Skip the images and restate every line of the records exactly.

-----

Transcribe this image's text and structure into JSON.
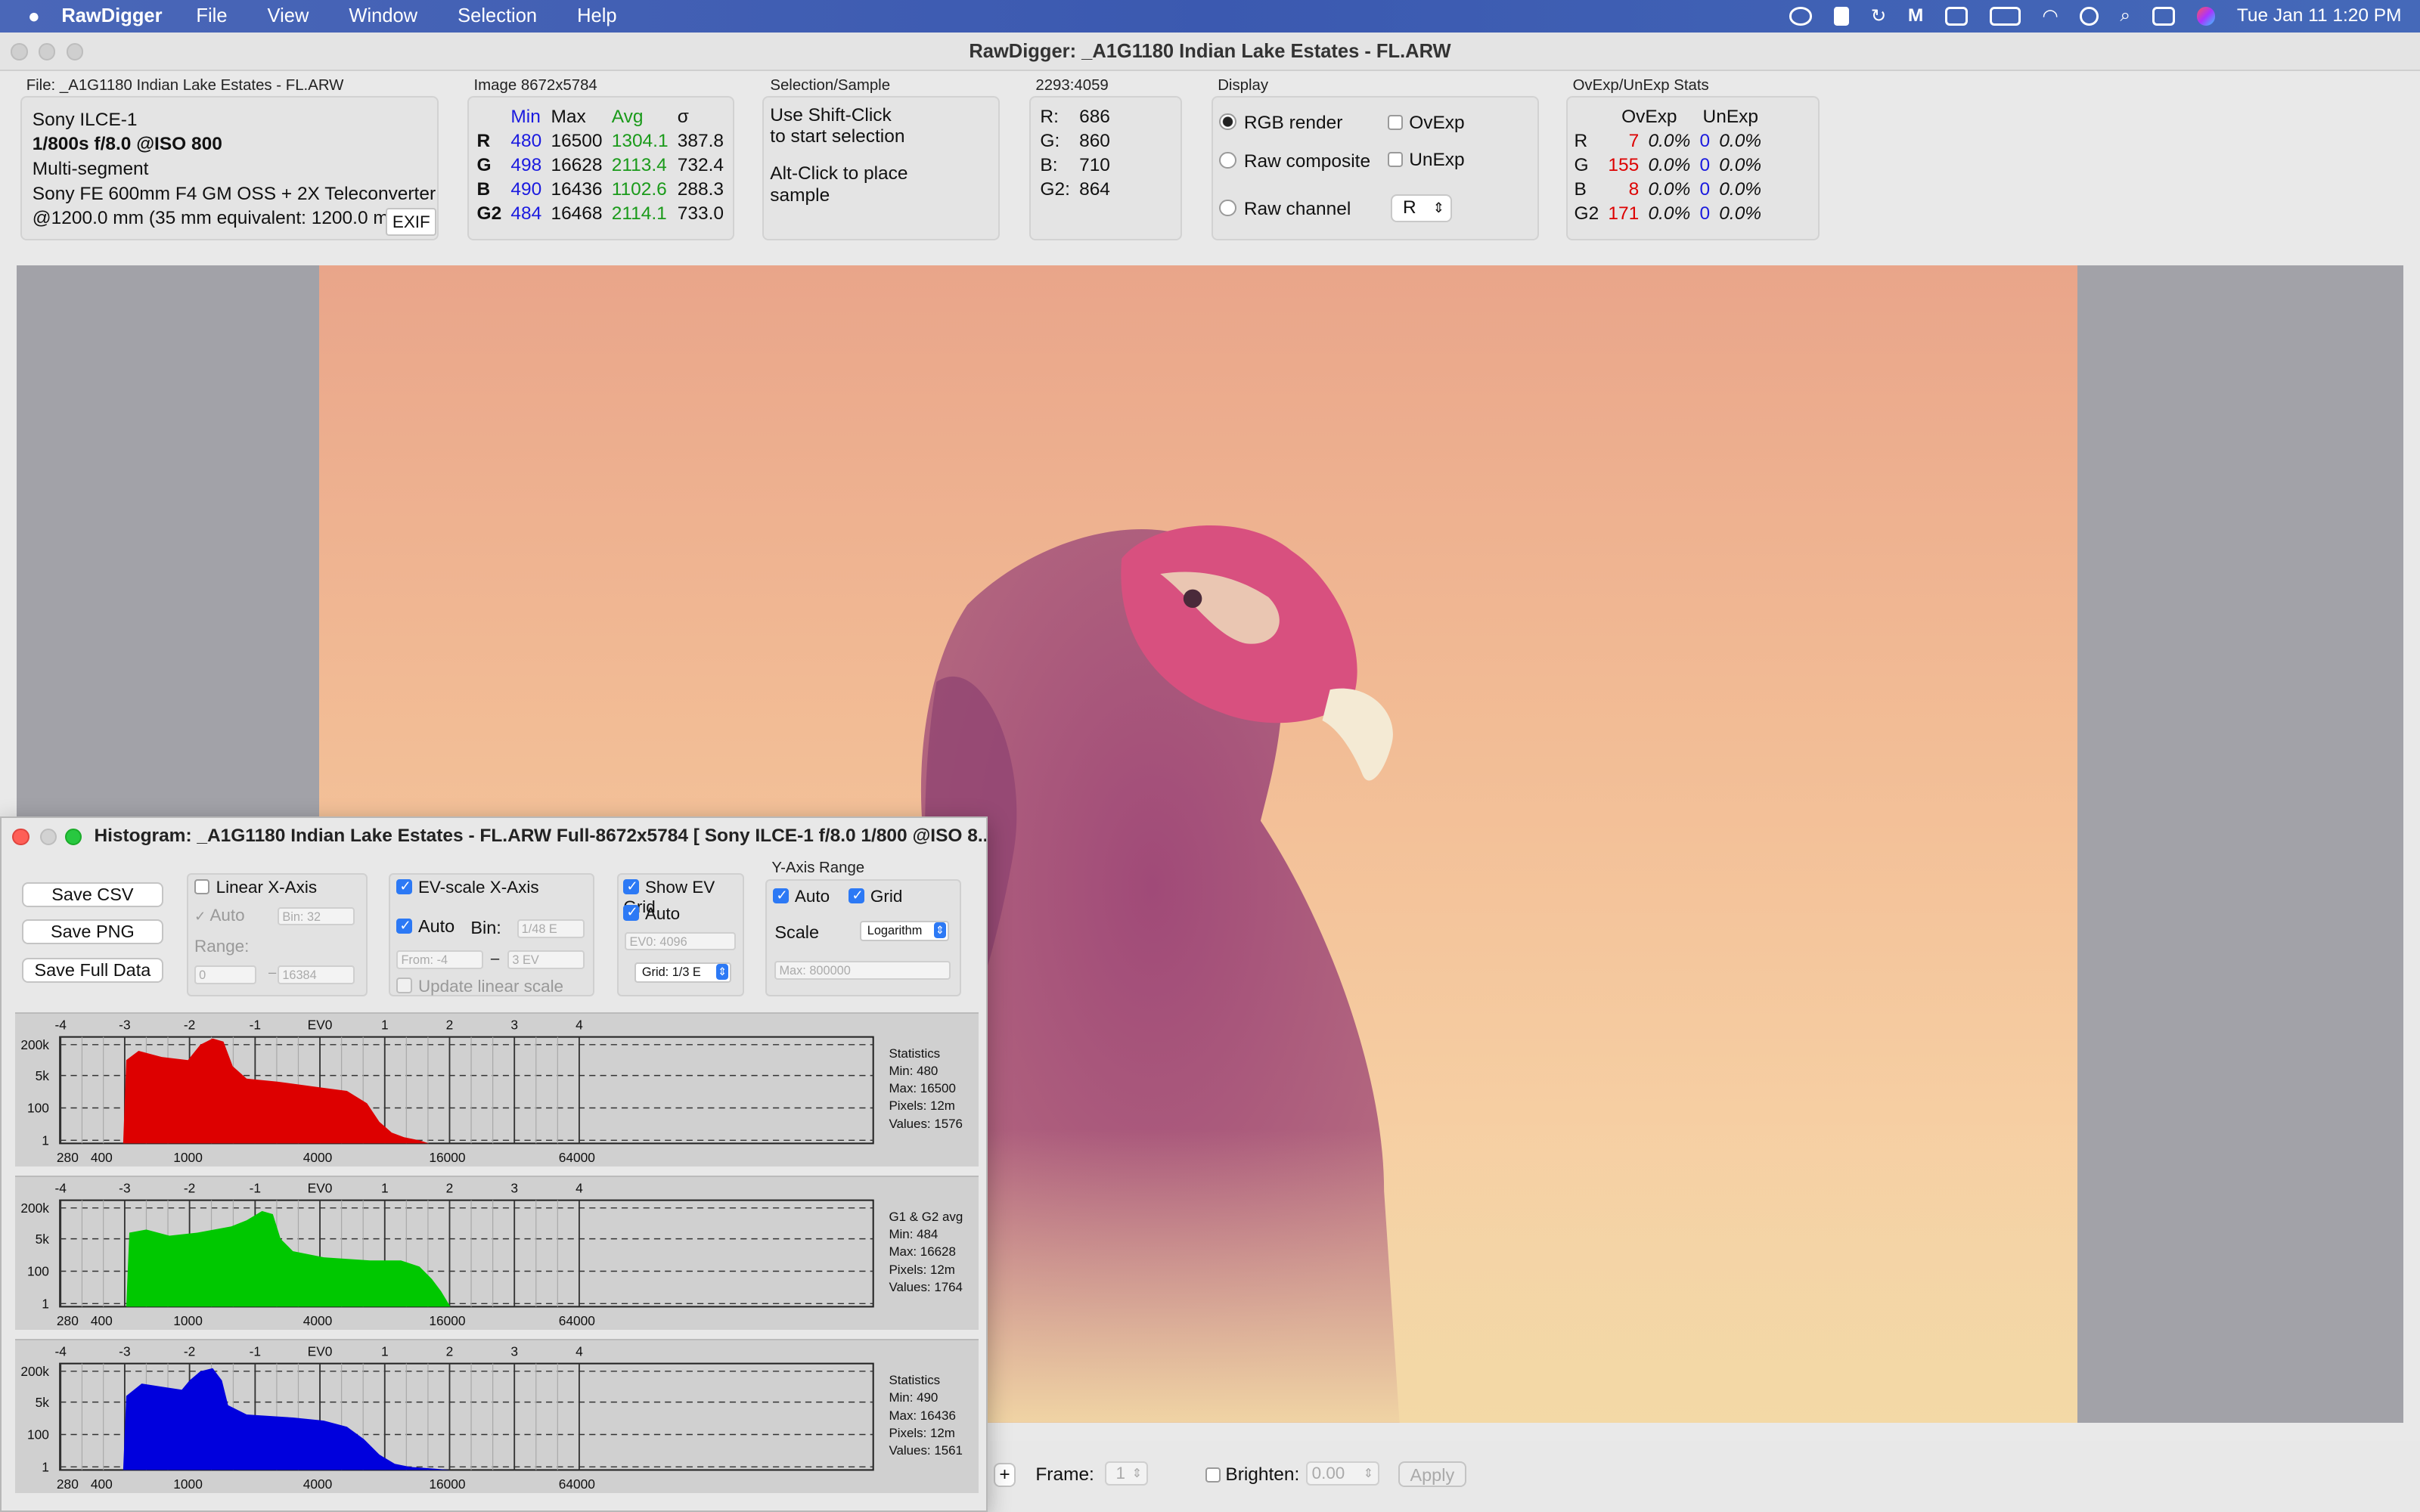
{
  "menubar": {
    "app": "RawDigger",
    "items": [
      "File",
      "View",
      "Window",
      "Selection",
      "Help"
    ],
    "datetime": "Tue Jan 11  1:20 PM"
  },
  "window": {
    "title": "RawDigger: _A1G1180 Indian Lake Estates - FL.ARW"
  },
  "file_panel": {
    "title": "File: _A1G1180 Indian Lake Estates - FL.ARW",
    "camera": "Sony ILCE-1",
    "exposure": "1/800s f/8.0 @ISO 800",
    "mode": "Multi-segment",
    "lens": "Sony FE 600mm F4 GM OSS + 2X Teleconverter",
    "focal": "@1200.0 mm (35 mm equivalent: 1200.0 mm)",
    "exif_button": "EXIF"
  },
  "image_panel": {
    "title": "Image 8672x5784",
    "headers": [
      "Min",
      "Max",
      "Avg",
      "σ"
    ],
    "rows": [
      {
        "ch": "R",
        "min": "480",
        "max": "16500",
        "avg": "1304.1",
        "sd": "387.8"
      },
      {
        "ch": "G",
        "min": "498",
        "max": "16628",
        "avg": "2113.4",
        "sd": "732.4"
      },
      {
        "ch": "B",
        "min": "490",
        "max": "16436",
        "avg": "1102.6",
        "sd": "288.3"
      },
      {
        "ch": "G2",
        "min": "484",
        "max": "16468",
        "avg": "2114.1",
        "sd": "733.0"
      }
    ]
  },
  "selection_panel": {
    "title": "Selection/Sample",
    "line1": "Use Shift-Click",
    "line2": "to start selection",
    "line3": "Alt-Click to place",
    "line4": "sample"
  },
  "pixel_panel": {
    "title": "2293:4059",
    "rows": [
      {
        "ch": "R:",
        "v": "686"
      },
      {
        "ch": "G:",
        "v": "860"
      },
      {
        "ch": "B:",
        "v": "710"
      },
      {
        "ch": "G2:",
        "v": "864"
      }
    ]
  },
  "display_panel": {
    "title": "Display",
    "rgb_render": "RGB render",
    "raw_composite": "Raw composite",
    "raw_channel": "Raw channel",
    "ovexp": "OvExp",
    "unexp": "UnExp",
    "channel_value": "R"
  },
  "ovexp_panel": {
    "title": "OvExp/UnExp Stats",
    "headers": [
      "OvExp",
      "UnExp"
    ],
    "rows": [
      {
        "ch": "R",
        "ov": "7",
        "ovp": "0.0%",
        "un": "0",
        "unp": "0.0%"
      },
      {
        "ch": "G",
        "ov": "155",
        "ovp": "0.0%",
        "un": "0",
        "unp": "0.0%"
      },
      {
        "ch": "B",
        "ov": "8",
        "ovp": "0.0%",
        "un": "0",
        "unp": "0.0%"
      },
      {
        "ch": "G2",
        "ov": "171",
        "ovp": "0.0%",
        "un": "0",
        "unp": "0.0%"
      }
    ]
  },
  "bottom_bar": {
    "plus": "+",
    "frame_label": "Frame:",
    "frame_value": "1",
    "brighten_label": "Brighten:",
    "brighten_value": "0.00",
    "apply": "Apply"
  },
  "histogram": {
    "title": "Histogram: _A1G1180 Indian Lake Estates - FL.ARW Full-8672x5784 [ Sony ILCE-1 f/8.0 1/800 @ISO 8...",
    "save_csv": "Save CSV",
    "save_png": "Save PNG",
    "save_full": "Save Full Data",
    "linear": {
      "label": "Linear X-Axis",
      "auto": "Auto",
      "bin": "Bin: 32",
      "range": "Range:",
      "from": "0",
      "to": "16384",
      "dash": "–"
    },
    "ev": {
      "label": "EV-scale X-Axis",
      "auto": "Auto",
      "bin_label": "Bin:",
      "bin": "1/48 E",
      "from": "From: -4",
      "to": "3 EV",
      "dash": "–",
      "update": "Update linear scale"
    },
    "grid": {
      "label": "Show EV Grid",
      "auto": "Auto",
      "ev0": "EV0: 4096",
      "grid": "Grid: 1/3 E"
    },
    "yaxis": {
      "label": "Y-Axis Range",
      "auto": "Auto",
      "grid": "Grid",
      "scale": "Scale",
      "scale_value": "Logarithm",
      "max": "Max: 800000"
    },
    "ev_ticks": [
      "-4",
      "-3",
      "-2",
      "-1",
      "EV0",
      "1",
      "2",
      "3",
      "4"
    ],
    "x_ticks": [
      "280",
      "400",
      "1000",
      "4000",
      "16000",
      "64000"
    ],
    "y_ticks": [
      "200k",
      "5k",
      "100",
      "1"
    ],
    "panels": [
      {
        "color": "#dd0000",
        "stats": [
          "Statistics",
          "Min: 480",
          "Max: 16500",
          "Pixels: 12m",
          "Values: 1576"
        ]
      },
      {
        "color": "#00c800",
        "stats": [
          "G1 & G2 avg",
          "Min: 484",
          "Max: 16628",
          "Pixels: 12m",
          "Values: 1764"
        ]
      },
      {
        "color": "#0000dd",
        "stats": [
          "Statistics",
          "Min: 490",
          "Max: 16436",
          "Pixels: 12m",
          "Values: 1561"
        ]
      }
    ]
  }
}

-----

ANSWER AREA:
Transcribe this image's text and structure into JSON.
{
  "menubar": {
    "app": "RawDigger",
    "items": [
      "File",
      "View",
      "Window",
      "Selection",
      "Help"
    ],
    "datetime": "Tue Jan 11  1:20 PM"
  },
  "window": {
    "title": "RawDigger: _A1G1180 Indian Lake Estates - FL.ARW"
  },
  "file_panel": {
    "title": "File: _A1G1180 Indian Lake Estates - FL.ARW",
    "camera": "Sony ILCE-1",
    "exposure": "1/800s f/8.0 @ISO 800",
    "mode": "Multi-segment",
    "lens": "Sony FE 600mm F4 GM OSS + 2X Teleconverter",
    "focal": "@1200.0 mm (35 mm equivalent: 1200.0 mm)",
    "exif_button": "EXIF"
  },
  "image_panel": {
    "title": "Image 8672x5784",
    "headers": [
      "Min",
      "Max",
      "Avg",
      "σ"
    ],
    "rows": [
      {
        "ch": "R",
        "min": "480",
        "max": "16500",
        "avg": "1304.1",
        "sd": "387.8"
      },
      {
        "ch": "G",
        "min": "498",
        "max": "16628",
        "avg": "2113.4",
        "sd": "732.4"
      },
      {
        "ch": "B",
        "min": "490",
        "max": "16436",
        "avg": "1102.6",
        "sd": "288.3"
      },
      {
        "ch": "G2",
        "min": "484",
        "max": "16468",
        "avg": "2114.1",
        "sd": "733.0"
      }
    ]
  },
  "selection_panel": {
    "title": "Selection/Sample",
    "line1": "Use Shift-Click",
    "line2": "to start selection",
    "line3": "Alt-Click to place",
    "line4": "sample"
  },
  "pixel_panel": {
    "title": "2293:4059",
    "rows": [
      {
        "ch": "R:",
        "v": "686"
      },
      {
        "ch": "G:",
        "v": "860"
      },
      {
        "ch": "B:",
        "v": "710"
      },
      {
        "ch": "G2:",
        "v": "864"
      }
    ]
  },
  "display_panel": {
    "title": "Display",
    "rgb_render": "RGB render",
    "raw_composite": "Raw composite",
    "raw_channel": "Raw channel",
    "ovexp": "OvExp",
    "unexp": "UnExp",
    "channel_value": "R"
  },
  "ovexp_panel": {
    "title": "OvExp/UnExp Stats",
    "headers": [
      "OvExp",
      "UnExp"
    ],
    "rows": [
      {
        "ch": "R",
        "ov": "7",
        "ovp": "0.0%",
        "un": "0",
        "unp": "0.0%"
      },
      {
        "ch": "G",
        "ov": "155",
        "ovp": "0.0%",
        "un": "0",
        "unp": "0.0%"
      },
      {
        "ch": "B",
        "ov": "8",
        "ovp": "0.0%",
        "un": "0",
        "unp": "0.0%"
      },
      {
        "ch": "G2",
        "ov": "171",
        "ovp": "0.0%",
        "un": "0",
        "unp": "0.0%"
      }
    ]
  },
  "bottom_bar": {
    "plus": "+",
    "frame_label": "Frame:",
    "frame_value": "1",
    "brighten_label": "Brighten:",
    "brighten_value": "0.00",
    "apply": "Apply"
  },
  "histogram": {
    "title": "Histogram: _A1G1180 Indian Lake Estates - FL.ARW Full-8672x5784 [ Sony ILCE-1 f/8.0 1/800 @ISO 8...",
    "save_csv": "Save CSV",
    "save_png": "Save PNG",
    "save_full": "Save Full Data",
    "linear": {
      "label": "Linear X-Axis",
      "auto": "Auto",
      "bin": "Bin: 32",
      "range": "Range:",
      "from": "0",
      "to": "16384",
      "dash": "–"
    },
    "ev": {
      "label": "EV-scale X-Axis",
      "auto": "Auto",
      "bin_label": "Bin:",
      "bin": "1/48 E",
      "from": "From: -4",
      "to": "3 EV",
      "dash": "–",
      "update": "Update linear scale"
    },
    "grid": {
      "label": "Show EV Grid",
      "auto": "Auto",
      "ev0": "EV0: 4096",
      "grid": "Grid: 1/3 E"
    },
    "yaxis": {
      "label": "Y-Axis Range",
      "auto": "Auto",
      "grid": "Grid",
      "scale": "Scale",
      "scale_value": "Logarithm",
      "max": "Max: 800000"
    },
    "ev_ticks": [
      "-4",
      "-3",
      "-2",
      "-1",
      "EV0",
      "1",
      "2",
      "3",
      "4"
    ],
    "x_ticks": [
      "280",
      "400",
      "1000",
      "4000",
      "16000",
      "64000"
    ],
    "y_ticks": [
      "200k",
      "5k",
      "100",
      "1"
    ],
    "panels": [
      {
        "color": "#dd0000",
        "stats": [
          "Statistics",
          "Min: 480",
          "Max: 16500",
          "Pixels: 12m",
          "Values: 1576"
        ]
      },
      {
        "color": "#00c800",
        "stats": [
          "G1 & G2 avg",
          "Min: 484",
          "Max: 16628",
          "Pixels: 12m",
          "Values: 1764"
        ]
      },
      {
        "color": "#0000dd",
        "stats": [
          "Statistics",
          "Min: 490",
          "Max: 16436",
          "Pixels: 12m",
          "Values: 1561"
        ]
      }
    ]
  }
}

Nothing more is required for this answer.